Rojas toasts the dried chiles to deepen their flavor; steeps them in boiling water, which not only softens the leathery chiles but also releases pectin that will give the sauce a silky texture; and then purees until smooth. Todd Coleman
Straining the sauce after blending removes any remaining solids that would get in the way of its clinging to the tortillas. Todd Coleman
The tortillas are dipped twice: first in hot oil, which makes them more pliable; then in the red chile sauce. Todd Coleman
After double-dipping each tortilla, she lays it on a plate and scatters it with just a few tablespoons of filling, so that it will roll up snugly into a narrow cigar shape, with the sauce acting as an adhesive between layers to secure the enchilada. Todd Coleman
Unlike many Americanized enchiladas, these are not baked after dipping and rolling; they’re simply stacked on a serving plate after they’re rolled, which leaves them lusciously moist. Todd Coleman

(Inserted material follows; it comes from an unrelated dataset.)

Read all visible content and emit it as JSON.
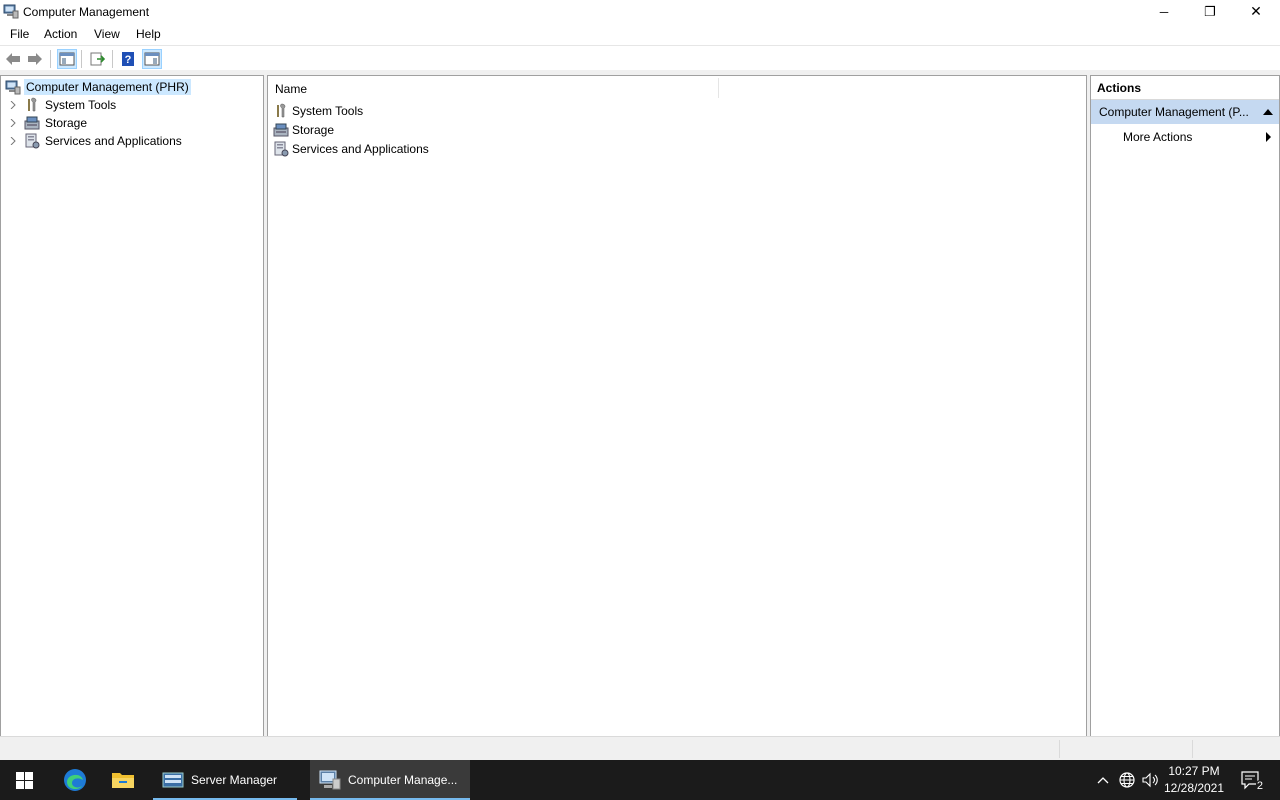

A simple garnish of crumbled cheese looks striking against the vivid red sauce and provides an enticing hint at what’s tucked away inside. Plated with sides of beans and rice, these enchiladas are a satisfying main course, but they also make wonderful finger food. See recipe.